Future nuclear arms control agreements seeking reductions to both deployed and stockpiled nuclear warheads will require new verification approaches to support their implementation. A key challenge will be to establish the authenticity of individual items presented as warheads before dismantlement. Warhead designs are highly sensitive, however, and the verification process is likely to be constrained by national security sensitivities that may not allow the revelation of any design information to inspecting parties. To address this conundrum, cryptographic techniques have been proposed for making meaningful measurements while addressing secrecy requirements.
This thesis directly contributes to the development of cryptographic methods for warhead verification by developing and demonstrating key aspects of a zero-knowledge isotopic comparison system comparing the isotopic composition of objects without learning what they are. It builds upon the work of Glaser, Barak, and Goldston who proposed the application of the cryptographic concept of zero-knowledge proofs to physical measurements, and the first experimental demonstration by Philippe et al focusing on geometry and opacity to 14 MeV-neutrons.
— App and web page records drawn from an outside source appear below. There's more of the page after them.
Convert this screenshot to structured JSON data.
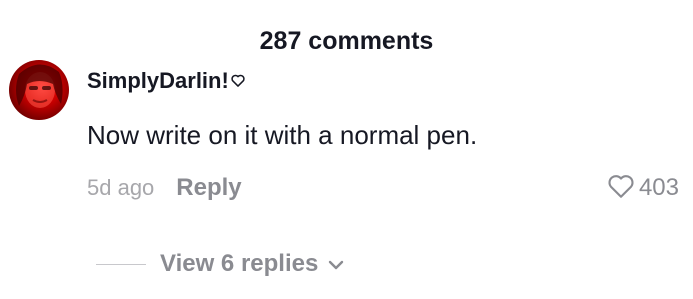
{
  "header": {
    "comment_count_label": "287 comments"
  },
  "comment": {
    "avatar_icon": "user-avatar-icon",
    "username": "SimplyDarlin!",
    "username_badge_icon": "heart-outline-icon",
    "text": "Now write on it with a normal pen.",
    "timestamp": "5d ago",
    "reply_label": "Reply",
    "like_icon": "heart-outline-icon",
    "like_count": "403"
  },
  "replies": {
    "view_label": "View 6 replies",
    "expand_icon": "chevron-down-icon"
  },
  "colors": {
    "primary_text": "#161823",
    "secondary_text": "#8a8b91",
    "timestamp_text": "#a7a7ab",
    "avatar_accent": "#d00000"
  }
}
In mathematics, zero-knowledge proofs have the unique and counterintuitive ability to show that a mathematical statement is true without revealing why it is true.
This thesis extends existing capabilities of zero-knowledge verification to include discrimination of an object's isotopic composition. This is fundamental since the isotopic composition of weapon-grade fissile materials is a key feature of its ability to sustain an explosive fission chain reaction. Through the design, simulation, and construction of a compact, steel-moderated collimator that can discriminate an inspected item's uranium or plutonium isotopic composition, this work allows the zero-knowledge framework to cover more inspection scenarios, and provides greater assurance of the validity of objects claimed to be nuclear weapons.
This thesis also introduces an optical method for counting bubbles in superheated emulsion detectors. To avoid the use of untrusted electronics in the measurement process, the zero-knowledge warhead verification technique uses analog detectors to record neutron fluence. As the effectiveness of a zero-knowledge comparison system increases with higher counting statistics, this 3D optical tomographic method provides reliable bubble counts at higher neutron exposure than other existing methods that tend to rapidly saturate.
|Commitee:||Goldston, Robert J., Kolemen, Egemen|
|Department:||Mechanical and Aerospace Engineering|
|School Location:||United States -- New Jersey|
|Source:||DAI-B 82/1(E), Dissertation Abstracts International|
|Subjects:||Nuclear physics, Nuclear engineering, Physics|
|Keywords:||Bubble detector, Disarmament verification, Isotope, Moderated, Neutron collimator, Zero knowledge|
Copyright in each Dissertation and Thesis is retained by the author. All Rights Reserved
The supplemental file or files you are about to download were provided to ProQuest by the author as part of a
dissertation or thesis. The supplemental files are provided "AS IS" without warranty. ProQuest is not responsible for the
content, format or impact on the supplemental file(s) on our system. in some cases, the file type may be unknown or
may be a .exe file. We recommend caution as you open such files.
Copyright of the original materials contained in the supplemental file is retained by the author and your access to the
supplemental files is subject to the ProQuest Terms and Conditions of use.
Depending on the size of the file(s) you are downloading, the system may take some time to download them. Please be